▶ _The problem_
Write out every record below exactly as it appears, omitting the pictures.

Entries from a dataset of interfaces:

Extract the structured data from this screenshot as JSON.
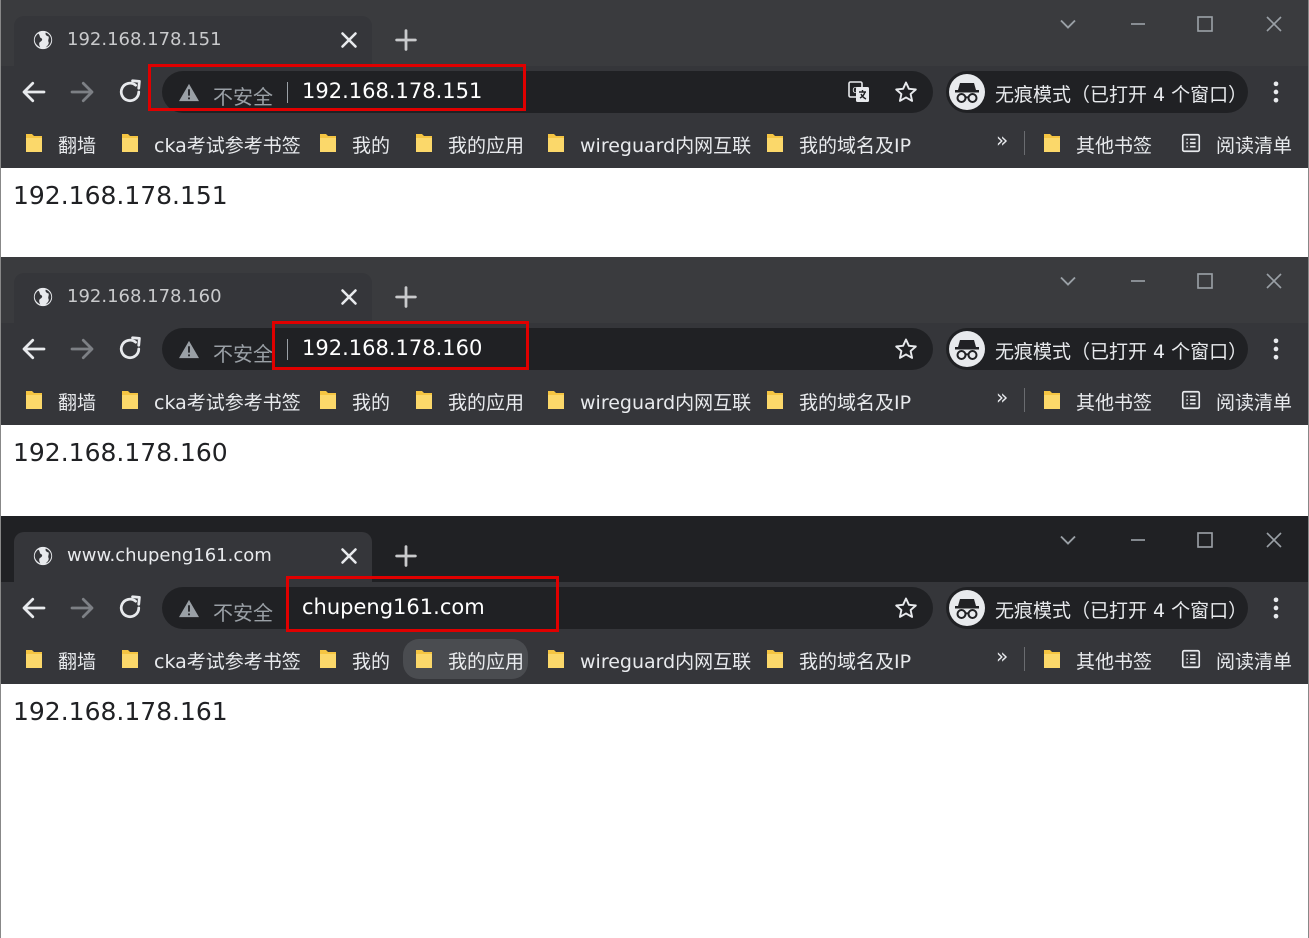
{
  "windows": [
    {
      "tab_title": "192.168.178.151",
      "insecure_label": "不安全",
      "url": "192.168.178.151",
      "incognito_label": "无痕模式（已打开 4 个窗口）",
      "page_text": "192.168.178.151",
      "show_translate": true
    },
    {
      "tab_title": "192.168.178.160",
      "insecure_label": "不安全",
      "url": "192.168.178.160",
      "incognito_label": "无痕模式（已打开 4 个窗口）",
      "page_text": "192.168.178.160",
      "show_translate": false
    },
    {
      "tab_title": "www.chupeng161.com",
      "insecure_label": "不安全",
      "url": "chupeng161.com",
      "incognito_label": "无痕模式（已打开 4 个窗口）",
      "page_text": "192.168.178.161",
      "show_translate": false
    }
  ],
  "bookmarks": [
    {
      "label": "翻墙"
    },
    {
      "label": "cka考试参考书签"
    },
    {
      "label": "我的"
    },
    {
      "label": "我的应用"
    },
    {
      "label": "wireguard内网互联"
    },
    {
      "label": "我的域名及IP"
    }
  ],
  "overflow_label": "»",
  "other_bookmarks_label": "其他书签",
  "reading_list_label": "阅读清单",
  "colors": {
    "highlight": "#e00000",
    "folder": "#f5c542",
    "toolbar": "#35363a",
    "tabstrip_inactive": "#3a3b3e",
    "tabstrip_active": "#202124"
  }
}
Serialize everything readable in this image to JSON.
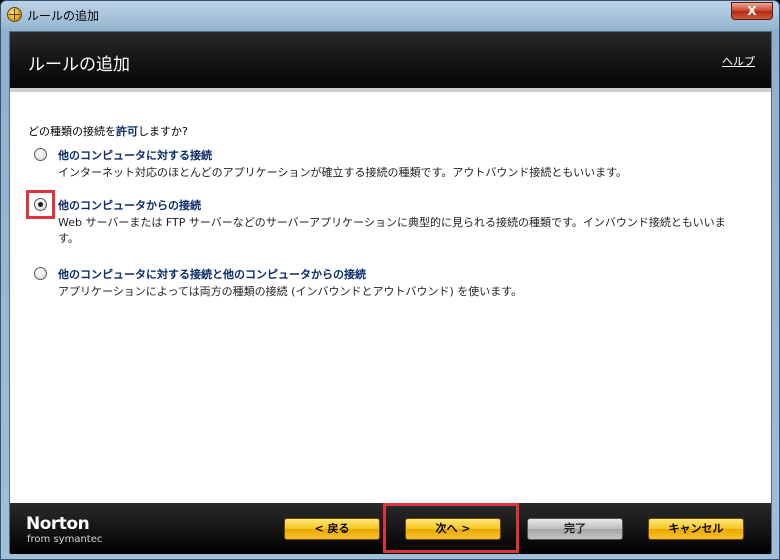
{
  "window": {
    "title": "ルールの追加",
    "close_label": "X"
  },
  "header": {
    "title": "ルールの追加",
    "help_label": "ヘルプ"
  },
  "question": {
    "prefix": "どの種類の接続を",
    "emphasis": "許可",
    "suffix": "しますか?"
  },
  "options": [
    {
      "title": "他のコンピュータに対する接続",
      "description": "インターネット対応のほとんどのアプリケーションが確立する接続の種類です。アウトバウンド接続ともいいます。",
      "selected": false
    },
    {
      "title": "他のコンピュータからの接続",
      "description": "Web サーバーまたは FTP サーバーなどのサーバーアプリケーションに典型的に見られる接続の種類です。インバウンド接続ともいいま",
      "description2": "す。",
      "selected": true
    },
    {
      "title": "他のコンピュータに対する接続と他のコンピュータからの接続",
      "description": "アプリケーションによっては両方の種類の接続 (インバウンドとアウトバウンド) を使います。",
      "selected": false
    }
  ],
  "footer": {
    "logo": "Norton",
    "logo_sub": "from symantec",
    "back_label": "< 戻る",
    "next_label": "次へ >",
    "finish_label": "完了",
    "cancel_label": "キャンセル"
  },
  "colors": {
    "accent_blue": "#0a2b6a",
    "highlight_red": "#e0313d",
    "button_gold": "#f7c51a"
  }
}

▶ _Completed task_
Extract the structured data from this screenshot as JSON.
{
  "windows": [
    {
      "tab_title": "192.168.178.151",
      "insecure_label": "不安全",
      "url": "192.168.178.151",
      "incognito_label": "无痕模式（已打开 4 个窗口）",
      "page_text": "192.168.178.151",
      "show_translate": true
    },
    {
      "tab_title": "192.168.178.160",
      "insecure_label": "不安全",
      "url": "192.168.178.160",
      "incognito_label": "无痕模式（已打开 4 个窗口）",
      "page_text": "192.168.178.160",
      "show_translate": false
    },
    {
      "tab_title": "www.chupeng161.com",
      "insecure_label": "不安全",
      "url": "chupeng161.com",
      "incognito_label": "无痕模式（已打开 4 个窗口）",
      "page_text": "192.168.178.161",
      "show_translate": false
    }
  ],
  "bookmarks": [
    {
      "label": "翻墙"
    },
    {
      "label": "cka考试参考书签"
    },
    {
      "label": "我的"
    },
    {
      "label": "我的应用"
    },
    {
      "label": "wireguard内网互联"
    },
    {
      "label": "我的域名及IP"
    }
  ],
  "overflow_label": "»",
  "other_bookmarks_label": "其他书签",
  "reading_list_label": "阅读清单",
  "colors": {
    "highlight": "#e00000",
    "folder": "#f5c542",
    "toolbar": "#35363a",
    "tabstrip_inactive": "#3a3b3e",
    "tabstrip_active": "#202124"
  }
}
Serialize everything readable in this image to JSON.
{
  "window": {
    "title": "ルールの追加",
    "close_label": "X"
  },
  "header": {
    "title": "ルールの追加",
    "help_label": "ヘルプ"
  },
  "question": {
    "prefix": "どの種類の接続を",
    "emphasis": "許可",
    "suffix": "しますか?"
  },
  "options": [
    {
      "title": "他のコンピュータに対する接続",
      "description": "インターネット対応のほとんどのアプリケーションが確立する接続の種類です。アウトバウンド接続ともいいます。",
      "selected": false
    },
    {
      "title": "他のコンピュータからの接続",
      "description": "Web サーバーまたは FTP サーバーなどのサーバーアプリケーションに典型的に見られる接続の種類です。インバウンド接続ともいいま",
      "description2": "す。",
      "selected": true
    },
    {
      "title": "他のコンピュータに対する接続と他のコンピュータからの接続",
      "description": "アプリケーションによっては両方の種類の接続 (インバウンドとアウトバウンド) を使います。",
      "selected": false
    }
  ],
  "footer": {
    "logo": "Norton",
    "logo_sub": "from symantec",
    "back_label": "< 戻る",
    "next_label": "次へ >",
    "finish_label": "完了",
    "cancel_label": "キャンセル"
  },
  "colors": {
    "accent_blue": "#0a2b6a",
    "highlight_red": "#e0313d",
    "button_gold": "#f7c51a"
  }
}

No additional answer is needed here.